From the first line to the last, retype the listing without any alteration.

# Data under study:
* * * * *
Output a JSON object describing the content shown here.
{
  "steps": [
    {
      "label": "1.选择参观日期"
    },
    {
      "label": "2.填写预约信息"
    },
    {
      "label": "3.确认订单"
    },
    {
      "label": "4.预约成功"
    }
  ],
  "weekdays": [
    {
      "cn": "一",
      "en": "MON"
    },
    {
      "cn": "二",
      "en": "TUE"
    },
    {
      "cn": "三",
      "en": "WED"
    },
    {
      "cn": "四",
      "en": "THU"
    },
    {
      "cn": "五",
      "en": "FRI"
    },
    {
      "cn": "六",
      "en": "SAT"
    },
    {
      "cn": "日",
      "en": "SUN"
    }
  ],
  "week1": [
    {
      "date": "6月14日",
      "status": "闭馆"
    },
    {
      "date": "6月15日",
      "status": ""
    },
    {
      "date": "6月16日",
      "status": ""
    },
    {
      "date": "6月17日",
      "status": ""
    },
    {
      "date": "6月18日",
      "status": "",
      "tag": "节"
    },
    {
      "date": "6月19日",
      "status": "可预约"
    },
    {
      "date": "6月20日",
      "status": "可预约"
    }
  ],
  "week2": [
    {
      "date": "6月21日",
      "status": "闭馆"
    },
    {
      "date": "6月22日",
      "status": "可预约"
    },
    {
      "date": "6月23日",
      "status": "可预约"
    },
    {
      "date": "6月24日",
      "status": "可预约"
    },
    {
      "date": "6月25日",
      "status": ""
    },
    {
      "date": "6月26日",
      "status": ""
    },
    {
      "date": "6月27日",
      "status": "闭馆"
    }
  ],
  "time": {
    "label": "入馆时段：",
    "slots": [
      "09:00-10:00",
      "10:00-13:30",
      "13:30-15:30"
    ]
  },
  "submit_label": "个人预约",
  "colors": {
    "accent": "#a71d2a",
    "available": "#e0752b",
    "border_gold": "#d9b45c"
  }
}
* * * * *
# Solution to the problem:
Output a JSON object describing the content shown here.
{
  "steps": [
    {
      "label": "1.选择参观日期"
    },
    {
      "label": "2.填写预约信息"
    },
    {
      "label": "3.确认订单"
    },
    {
      "label": "4.预约成功"
    }
  ],
  "weekdays": [
    {
      "cn": "一",
      "en": "MON"
    },
    {
      "cn": "二",
      "en": "TUE"
    },
    {
      "cn": "三",
      "en": "WED"
    },
    {
      "cn": "四",
      "en": "THU"
    },
    {
      "cn": "五",
      "en": "FRI"
    },
    {
      "cn": "六",
      "en": "SAT"
    },
    {
      "cn": "日",
      "en": "SUN"
    }
  ],
  "week1": [
    {
      "date": "6月14日",
      "status": "闭馆"
    },
    {
      "date": "6月15日",
      "status": ""
    },
    {
      "date": "6月16日",
      "status": ""
    },
    {
      "date": "6月17日",
      "status": ""
    },
    {
      "date": "6月18日",
      "status": "",
      "tag": "节"
    },
    {
      "date": "6月19日",
      "status": "可预约"
    },
    {
      "date": "6月20日",
      "status": "可预约"
    }
  ],
  "week2": [
    {
      "date": "6月21日",
      "status": "闭馆"
    },
    {
      "date": "6月22日",
      "status": "可预约"
    },
    {
      "date": "6月23日",
      "status": "可预约"
    },
    {
      "date": "6月24日",
      "status": "可预约"
    },
    {
      "date": "6月25日",
      "status": ""
    },
    {
      "date": "6月26日",
      "status": ""
    },
    {
      "date": "6月27日",
      "status": "闭馆"
    }
  ],
  "time": {
    "label": "入馆时段：",
    "slots": [
      "09:00-10:00",
      "10:00-13:30",
      "13:30-15:30"
    ]
  },
  "submit_label": "个人预约",
  "colors": {
    "accent": "#a71d2a",
    "available": "#e0752b",
    "border_gold": "#d9b45c"
  }
}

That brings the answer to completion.